2. Additional funding for councils in tier 2 (‘high alert’) areas to support businesses

The government had previously announced that businesses that were legally required to close as part of local or national restrictions would be eligible for grants of up to £3,000 per month, with the amount depending on the rateable value of the property they occupy. However, businesses that could remain open but which saw significant falls in demand – perhaps large enough to make it unviable to actually open – wouldn’t be eligible for this.

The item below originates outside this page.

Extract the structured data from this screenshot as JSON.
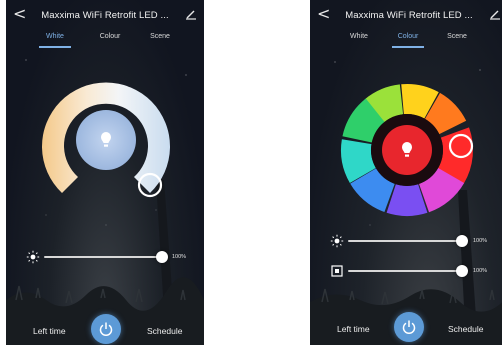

Today, the government announced that councils in tier 2 (‘high alert’) areas will be given additional funding to pay for grants for this group of businesses, backdated to the point at which areas entered tier 2 restrictions. Funding will be allocated on the basis of the number of hospitality, hotel, B&B and leisure businesses in an area, and the rateable value of their properties. In particular, the funding for each council is based on 70% of the amount that these businesses would get if legally required to close – so a maximum of £2,100 per month.

However, councils will not have to give each business this amount: they will have discretion to determine eligibility and grant amounts. Such local discretion could allow policies to be tailored to local circumstances – if for example, some sub-sectors or neighbourhoods are being more adversely affected. But it will also lead to similar businesses in similar circumstances potentially seeing very different amounts of financial support. 

3. No extra support for councils in tier 1 or tier 3, though tier 3 councils have already received extra funding packages.

Councils and businesses in tier 1 (‘medium alert’) areas will not be eligible for the new funding. Councils and businesses in tier 3 (‘very high alert’) areas will also be ineligible for this funding going forwards, although they will be eligible for backdated grant payments for when they were under tier 2 (‘high alert’) restrictions.

Instead, councils in tier-3 areas are receiving separate funding packages to pay for additional business support – including grants to businesses that can legally remain open but which are suffering. Liverpool city region will use at least part of its funding to pay for its own Hospitality and Leisure Support Grant, for example. Other uses of the funding are also being considered though, with the Mayor of Manchester previously suggesting using at least some of Greater Manchester’s funding to top up furlough and self-employment income support payments to 80% of income.

The additional business support funding for tier 3 areas amounts to about £20 per person – a total of £30 million for Liverpool city region, Lancashire, and Sheffield City region, and £60 million for Greater Manchester. How these figures have been calculated is far from clear though. The figures are not exactly £20 per head, so it is clearly not a simple per-person allocation. But nor do the figures appear to relate directly to the number of hospitality properties either – which vary more across these regions.

Greater transparency and consistency on the formula being used for allocations is needed.  Given that a formula approach is now being used to allocate extra business support funding to councils in tier 2 areas, it would be more transparent and consistent to use a similar approach for tier 3 areas. At the very least, the government should be clear how it arrived at a figure of around £20 per person, and the factors that have led to small differences across regions. And figures for allocations for tier 2 areas should be published as soon as possible to allow clear comparisons between the amount of support being provided to businesses in areas under different types of restrictions.